- _TASK_: Exclude the pictures, then copy all remaining records exactly.

________________________

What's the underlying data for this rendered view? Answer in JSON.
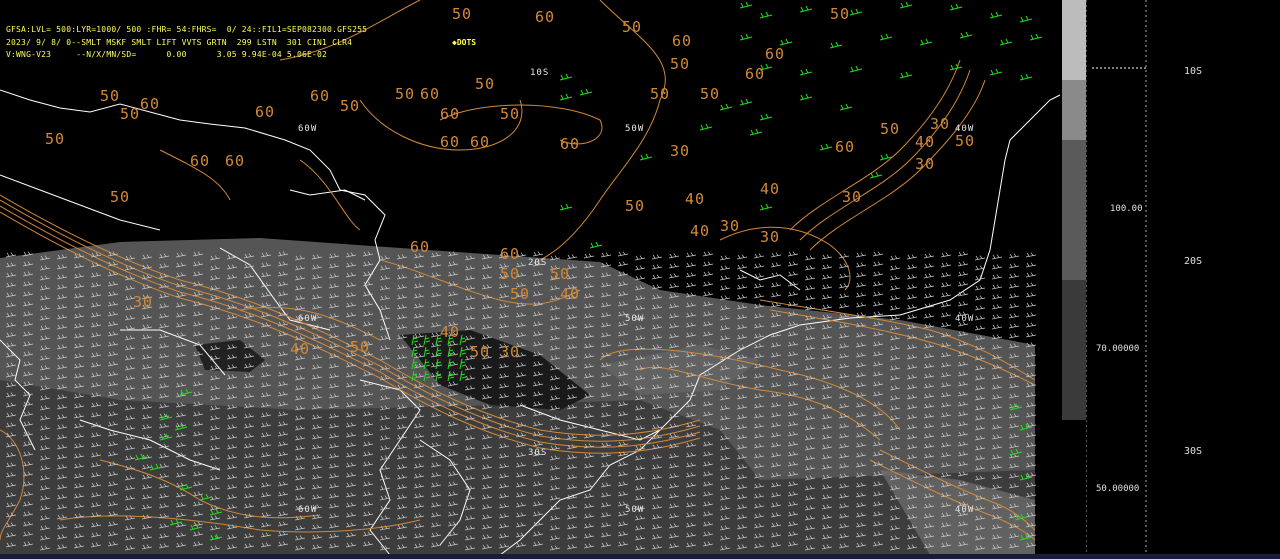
{
  "header": {
    "line1": "GFSA:LVL= 500:LYR=1000/ 500 :FHR= 54:FHRS=  0/ 24::FIL1=SEP082300.GFS255",
    "line2": "2023/ 9/ 8/ 0--SMLT MSKF SMLT LIFT VVTS GRTN  299 LSTN  301 CIN1 CLR4",
    "line3": "V:WNG-V23     --N/X/MN/SD=      0.00      3.05 9.94E-04 5.06E-02",
    "dots": "◆DOTS"
  },
  "contour_labels": [
    "50",
    "60",
    "50",
    "60",
    "50",
    "50",
    "60",
    "50",
    "50",
    "60",
    "50",
    "60",
    "50",
    "50",
    "60",
    "60",
    "50",
    "60",
    "60",
    "50",
    "60",
    "60",
    "60",
    "50",
    "50",
    "60",
    "60",
    "50",
    "60",
    "50",
    "30",
    "50",
    "30",
    "40",
    "30",
    "40",
    "30",
    "40",
    "50",
    "30",
    "40",
    "30",
    "60",
    "50",
    "50",
    "40",
    "50",
    "60",
    "30",
    "40",
    "50",
    "40",
    "50",
    "30"
  ],
  "grid_labels": {
    "lon_row1": [
      "60W",
      "50W",
      "40W"
    ],
    "lon_row2": [
      "60W",
      "50W",
      "40W"
    ],
    "lon_row3": [
      "60W",
      "50W",
      "40W"
    ],
    "lat": [
      "10S",
      "20S",
      "30S"
    ]
  },
  "colorbar": {
    "tick_top": "10S",
    "ticks": [
      "100.00",
      "70.00000",
      "50.00000"
    ],
    "lat_labels": [
      "10S",
      "20S",
      "30S"
    ],
    "colors": [
      "#bcbcbc",
      "#8a8a8a",
      "#5a5a5a",
      "#3a3a3a"
    ]
  },
  "legend": {
    "contour_color": "#d2893a",
    "coast_color": "#ffffff",
    "wind_color_high": "#22dd22",
    "wind_color_low": "#c8c8c8"
  }
}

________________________

- _REPLY TO THE EXERCISE_:
What's the underlying data for this rendered view? Answer in JSON.
{
  "header": {
    "line1": "GFSA:LVL= 500:LYR=1000/ 500 :FHR= 54:FHRS=  0/ 24::FIL1=SEP082300.GFS255",
    "line2": "2023/ 9/ 8/ 0--SMLT MSKF SMLT LIFT VVTS GRTN  299 LSTN  301 CIN1 CLR4",
    "line3": "V:WNG-V23     --N/X/MN/SD=      0.00      3.05 9.94E-04 5.06E-02",
    "dots": "◆DOTS"
  },
  "contour_labels": [
    "50",
    "60",
    "50",
    "60",
    "50",
    "50",
    "60",
    "50",
    "50",
    "60",
    "50",
    "60",
    "50",
    "50",
    "60",
    "60",
    "50",
    "60",
    "60",
    "50",
    "60",
    "60",
    "60",
    "50",
    "50",
    "60",
    "60",
    "50",
    "60",
    "50",
    "30",
    "50",
    "30",
    "40",
    "30",
    "40",
    "30",
    "40",
    "50",
    "30",
    "40",
    "30",
    "60",
    "50",
    "50",
    "40",
    "50",
    "60",
    "30",
    "40",
    "50",
    "40",
    "50",
    "30"
  ],
  "grid_labels": {
    "lon_row1": [
      "60W",
      "50W",
      "40W"
    ],
    "lon_row2": [
      "60W",
      "50W",
      "40W"
    ],
    "lon_row3": [
      "60W",
      "50W",
      "40W"
    ],
    "lat": [
      "10S",
      "20S",
      "30S"
    ]
  },
  "colorbar": {
    "tick_top": "10S",
    "ticks": [
      "100.00",
      "70.00000",
      "50.00000"
    ],
    "lat_labels": [
      "10S",
      "20S",
      "30S"
    ],
    "colors": [
      "#bcbcbc",
      "#8a8a8a",
      "#5a5a5a",
      "#3a3a3a"
    ]
  },
  "legend": {
    "contour_color": "#d2893a",
    "coast_color": "#ffffff",
    "wind_color_high": "#22dd22",
    "wind_color_low": "#c8c8c8"
  }
}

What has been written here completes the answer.